Defendant was not aware because they had not checked but gave a misleading impression this was knowledge. The court ruled this was a misrepresentation.


Curtis v Chemical Cleaning and Dyeing Co (1951)

There was a half truth as the defendant stated the company was exempt from damage to bead and sequins but the document stated it was exempt from all damage.


With v O'Flanagan (1936)

Case concerning the cost of a medical practice - the defendant's silence/failure to reveal the change of circumstances amounted to an actionable misrepresentation.


Uberrimae fidei

Contracts of the utmost good faith, such as insurance contracts


Fiduciary relationships

Under an obligation to disclose some information as in a special duty of trust and confidence, such as a doctor and patient


Attwood v Small (1838)

B had not relied on A's statement as they had employed an expert agent to investigate the mine for them.


Redgrave v Hurd (1881)

There was an actionable misrepresentation even though there was an offer to view the accounts. In modern law it is likely the damages will be reduced in contributory negligence.


Horsfall v Thomas (1862)

The misrepresentee must be made aware of the misrepresentation.


Peek v Gurney (1973)

Misrepresentation must be made to the party misled.


Derry v Peek (1889) HL

"The statement must be made (1) knowingly or (2) without belief in its truth or (3) recklessly, careless whether it be true or false." per Lord Herschell
The prospectus falsely stated the company had the right to run trams as they where under the assumption that the permission was a formality. This was not a fraudulent misrepresentation.

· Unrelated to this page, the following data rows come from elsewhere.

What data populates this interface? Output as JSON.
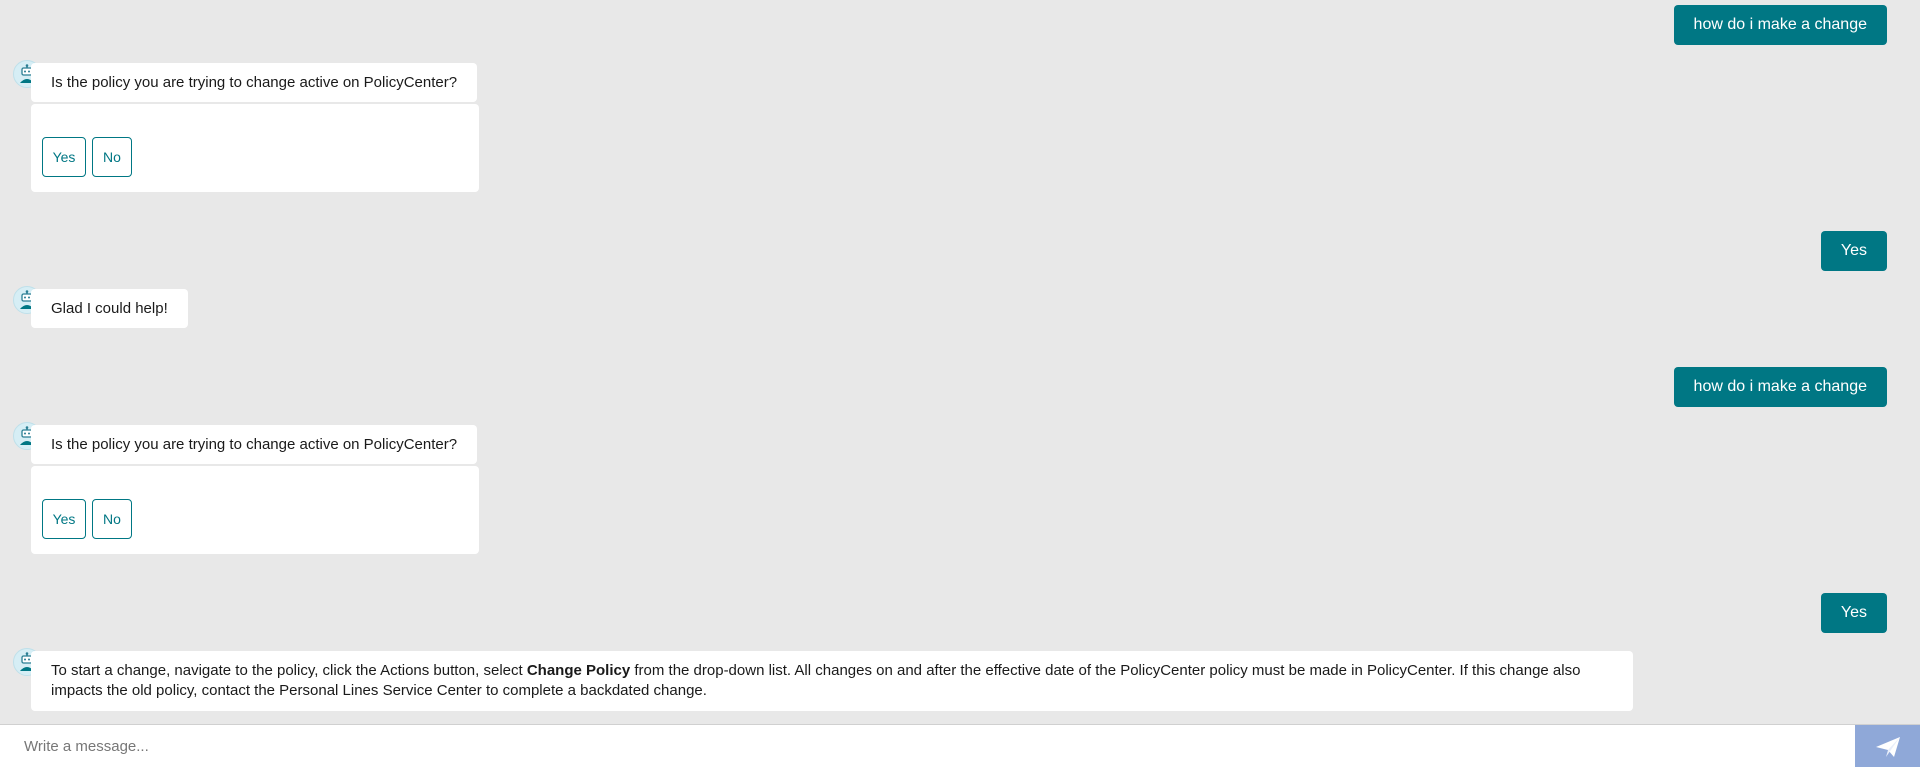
{
  "messages": {
    "m1_user": "how do i make a change",
    "m2_bot": "Is the policy you are trying to change active on PolicyCenter?",
    "m2_options": [
      "Yes",
      "No"
    ],
    "m3_user": "Yes",
    "m4_bot": "Glad I could help!",
    "m5_user": "how do i make a change",
    "m6_bot": "Is the policy you are trying to change active on PolicyCenter?",
    "m6_options": [
      "Yes",
      "No"
    ],
    "m7_user": "Yes",
    "m8_bot": {
      "before": "To start a change, navigate to the policy, click the Actions button, select ",
      "bold": "Change Policy",
      "after": " from the drop-down list. All changes on and after the effective date of the PolicyCenter policy must be made in PolicyCenter. If this change also impacts the old policy, contact the Personal Lines Service Center to complete a backdated change."
    }
  },
  "composer": {
    "placeholder": "Write a message..."
  },
  "icons": {
    "bot_avatar": "robot-icon",
    "send": "paper-plane-icon"
  },
  "colors": {
    "accent": "#007784",
    "background": "#e8e8e8",
    "send_button": "#8fa8d8"
  }
}
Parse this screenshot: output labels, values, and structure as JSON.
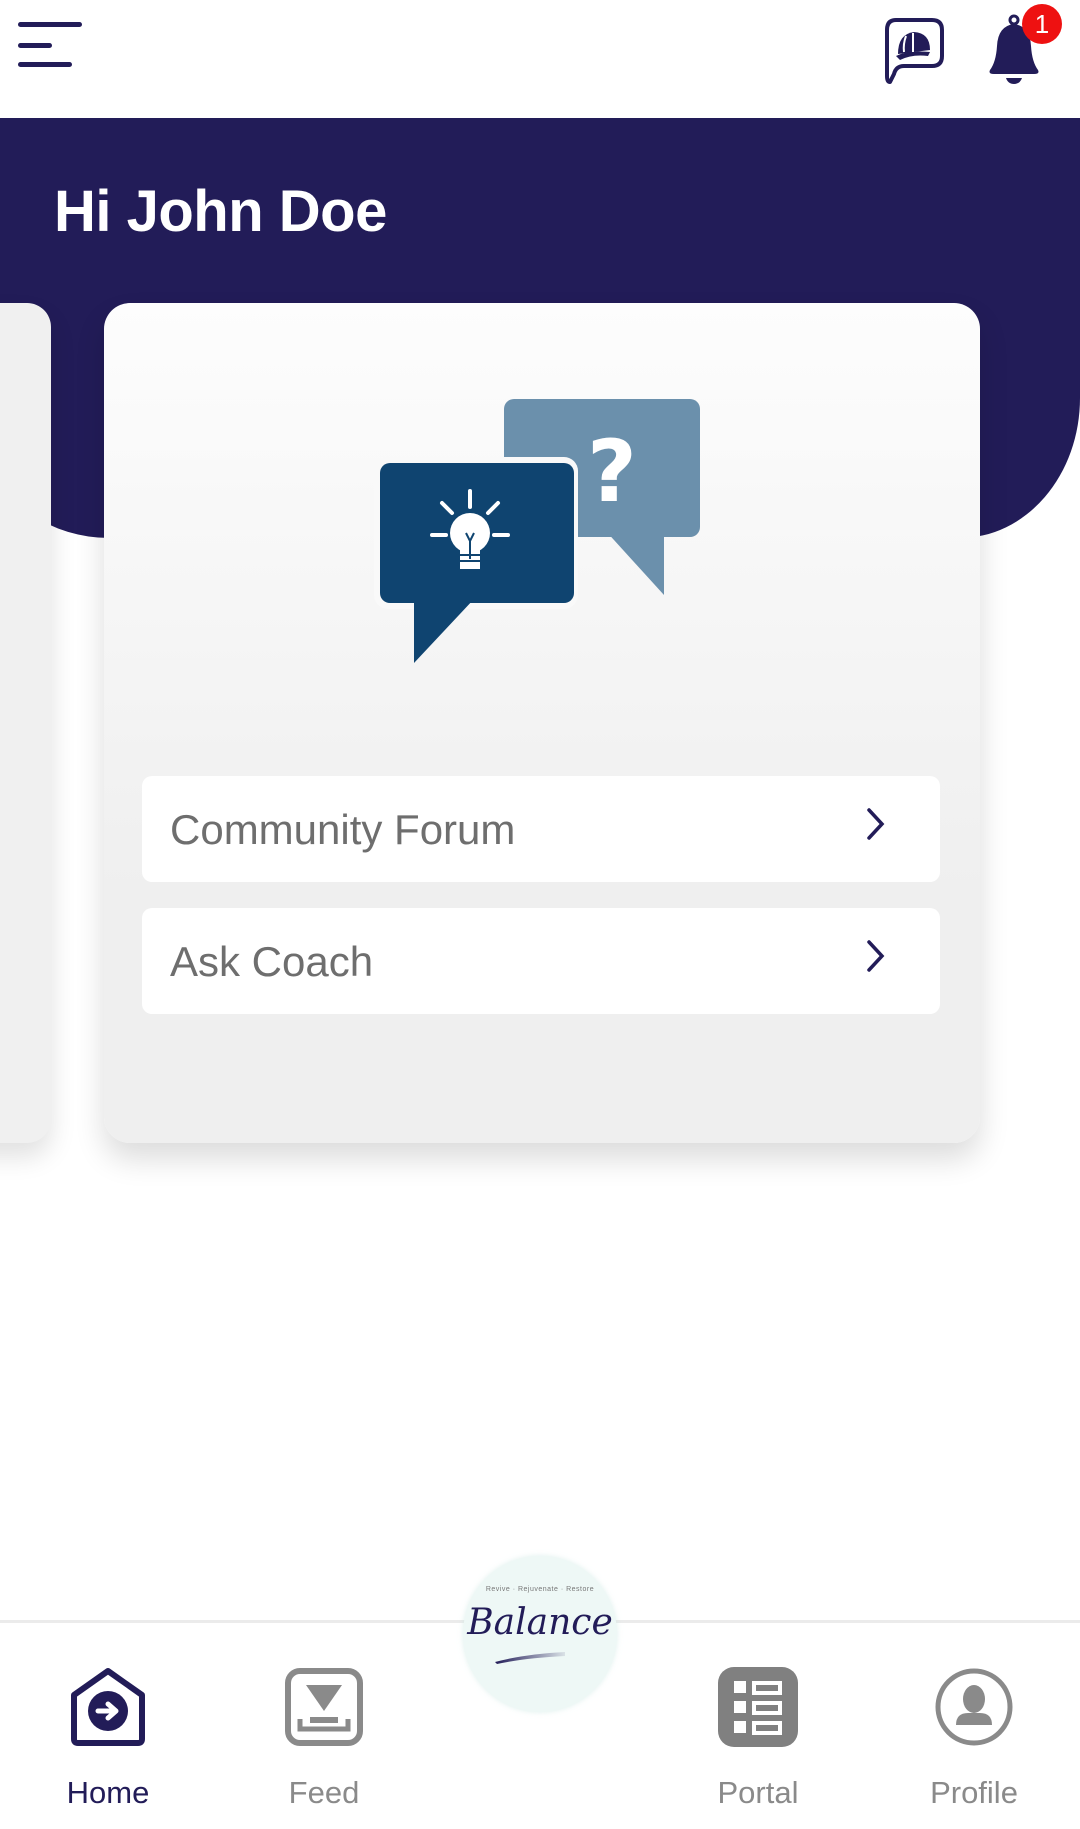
{
  "header": {
    "menu_icon": "hamburger-menu-icon",
    "coach_icon": "coach-cap-chat-icon",
    "notifications_icon": "bell-icon",
    "notification_count": "1",
    "greeting": "Hi John Doe"
  },
  "card": {
    "illustration": "idea-question-chat-bubbles",
    "items": [
      {
        "label": "Community Forum",
        "icon": "chevron-right-icon"
      },
      {
        "label": "Ask Coach",
        "icon": "chevron-right-icon"
      }
    ]
  },
  "bottom_nav": {
    "items": [
      {
        "label": "Home",
        "icon": "home-icon",
        "active": true
      },
      {
        "label": "Feed",
        "icon": "feed-icon",
        "active": false
      },
      {
        "label": "Portal",
        "icon": "portal-icon",
        "active": false
      },
      {
        "label": "Profile",
        "icon": "profile-icon",
        "active": false
      }
    ],
    "center_logo": {
      "tagline": "Revive · Rejuvenate · Restore",
      "wordmark": "Balance"
    }
  },
  "colors": {
    "brand": "#221C58",
    "badge": "#EE1111",
    "inactive": "#8A8A8A",
    "bubble_dark": "#0F4470",
    "bubble_light": "#6B90AC"
  }
}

Rescission when inducement (tortious/backwards).
Term/breach of contract compensates had the contract successfully taken place.


Doyle v Olby (1969) CA

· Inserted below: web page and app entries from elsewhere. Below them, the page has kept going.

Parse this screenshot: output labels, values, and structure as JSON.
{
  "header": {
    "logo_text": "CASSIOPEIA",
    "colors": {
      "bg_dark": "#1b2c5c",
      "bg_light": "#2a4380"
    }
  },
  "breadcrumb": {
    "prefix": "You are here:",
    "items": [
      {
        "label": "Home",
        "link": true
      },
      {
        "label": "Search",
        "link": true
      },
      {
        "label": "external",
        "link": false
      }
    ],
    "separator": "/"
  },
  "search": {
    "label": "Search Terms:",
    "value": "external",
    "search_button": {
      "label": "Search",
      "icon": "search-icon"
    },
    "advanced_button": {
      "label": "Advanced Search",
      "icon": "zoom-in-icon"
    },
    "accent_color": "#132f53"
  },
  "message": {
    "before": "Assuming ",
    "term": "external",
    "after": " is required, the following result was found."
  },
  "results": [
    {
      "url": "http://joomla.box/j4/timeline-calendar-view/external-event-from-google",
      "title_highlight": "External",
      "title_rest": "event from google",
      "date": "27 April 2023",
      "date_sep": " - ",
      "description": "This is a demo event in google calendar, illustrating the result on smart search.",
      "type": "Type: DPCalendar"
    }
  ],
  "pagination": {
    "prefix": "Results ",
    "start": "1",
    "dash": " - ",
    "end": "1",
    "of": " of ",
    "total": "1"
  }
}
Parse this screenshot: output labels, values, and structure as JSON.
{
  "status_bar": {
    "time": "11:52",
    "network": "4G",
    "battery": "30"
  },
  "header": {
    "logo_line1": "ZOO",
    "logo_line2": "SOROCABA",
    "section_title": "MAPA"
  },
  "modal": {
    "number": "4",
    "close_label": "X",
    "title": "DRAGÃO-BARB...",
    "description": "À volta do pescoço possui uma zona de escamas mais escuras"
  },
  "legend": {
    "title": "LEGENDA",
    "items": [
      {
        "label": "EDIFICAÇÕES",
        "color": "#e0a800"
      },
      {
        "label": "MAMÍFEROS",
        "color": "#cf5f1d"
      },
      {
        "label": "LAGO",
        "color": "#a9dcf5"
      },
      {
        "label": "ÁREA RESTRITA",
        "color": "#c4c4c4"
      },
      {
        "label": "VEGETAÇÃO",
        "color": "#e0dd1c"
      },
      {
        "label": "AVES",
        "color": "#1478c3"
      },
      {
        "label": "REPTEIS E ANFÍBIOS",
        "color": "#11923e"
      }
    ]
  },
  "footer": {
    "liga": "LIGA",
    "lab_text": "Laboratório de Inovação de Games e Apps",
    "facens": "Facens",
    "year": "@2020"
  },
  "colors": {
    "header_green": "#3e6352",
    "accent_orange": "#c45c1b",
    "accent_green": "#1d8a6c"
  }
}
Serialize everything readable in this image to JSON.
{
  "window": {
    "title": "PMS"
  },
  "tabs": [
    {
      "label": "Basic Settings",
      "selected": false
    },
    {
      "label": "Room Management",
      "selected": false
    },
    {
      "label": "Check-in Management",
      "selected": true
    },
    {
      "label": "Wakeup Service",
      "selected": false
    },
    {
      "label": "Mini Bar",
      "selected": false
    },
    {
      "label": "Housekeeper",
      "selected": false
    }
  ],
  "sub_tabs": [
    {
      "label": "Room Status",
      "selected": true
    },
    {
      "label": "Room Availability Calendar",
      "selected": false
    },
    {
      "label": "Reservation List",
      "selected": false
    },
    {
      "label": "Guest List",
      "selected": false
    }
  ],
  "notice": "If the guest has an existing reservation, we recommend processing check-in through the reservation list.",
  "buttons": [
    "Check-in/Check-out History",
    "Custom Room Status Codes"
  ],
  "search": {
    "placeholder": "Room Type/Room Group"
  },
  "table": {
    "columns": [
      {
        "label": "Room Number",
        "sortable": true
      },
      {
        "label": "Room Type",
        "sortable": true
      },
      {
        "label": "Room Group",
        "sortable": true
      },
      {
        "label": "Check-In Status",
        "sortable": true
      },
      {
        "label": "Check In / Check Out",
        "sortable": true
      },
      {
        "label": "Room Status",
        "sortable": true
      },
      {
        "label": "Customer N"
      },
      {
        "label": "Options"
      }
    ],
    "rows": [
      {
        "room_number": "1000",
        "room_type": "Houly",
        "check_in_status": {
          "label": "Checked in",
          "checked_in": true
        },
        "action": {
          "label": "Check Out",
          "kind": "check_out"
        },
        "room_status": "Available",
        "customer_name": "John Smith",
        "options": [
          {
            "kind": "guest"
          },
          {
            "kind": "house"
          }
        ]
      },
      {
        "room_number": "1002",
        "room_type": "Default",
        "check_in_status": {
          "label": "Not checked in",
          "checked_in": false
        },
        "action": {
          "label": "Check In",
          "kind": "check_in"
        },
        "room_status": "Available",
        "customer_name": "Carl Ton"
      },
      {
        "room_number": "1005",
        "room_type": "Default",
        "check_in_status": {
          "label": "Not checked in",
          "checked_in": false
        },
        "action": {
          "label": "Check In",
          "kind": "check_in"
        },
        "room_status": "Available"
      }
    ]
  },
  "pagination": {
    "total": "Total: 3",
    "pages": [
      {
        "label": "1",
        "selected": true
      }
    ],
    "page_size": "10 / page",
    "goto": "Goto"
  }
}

All consequential losses compensated for. Not foreseeable losses.


Smith v Scrimgeour (1996) HL

Put the claimant in the position he would have been had the fraudulent misrepresentation not been made.


East v Maurer (1991) CA

Hairdresser case was able to claim for loss of profits for fraudulent misrepresentation.


Leaf (1950) CA

Time was a bar to rescission. It would not be correct to hold a contract open indefinitely.


Vigers v Pike (1842)

Destruction of a piece of property that is one half of the claim means that there cannot be rescission.


Third parties' bona fide rights

When voidable rescission is not available


Hedley Byrne v Heller (1964) HL

Negligent misrepresentation is actionable in tort


Misrepresentation Act 1967, section 2(1)

(i) there must be a contract
(ii) fiction of fraud; imposes liability as if the defendant is fraudulent
(iii) it reverses the burden of proof ("so liable... unless he proves")
(iv) the defendant will not have to pay damages if he can prove he had reasonable cause to believe and he did believe up to the time the contract was made that the facts represented where true


Howard Marine v Odgen & Sons (1978) CA

It was not reliable to rely on the Lloyd's register.


Royscott Trust v Rogerson (1991)

Claimants where entitled to all consequential losses (car % case).


Misrepresentation Act 1967, section 2(2)

For a wholly innocent misrepresentation there is no right to sue for damages for misrepresentation and the victim is only entitled to rescission (and an indemnity intended to help restore the parties to their original positions).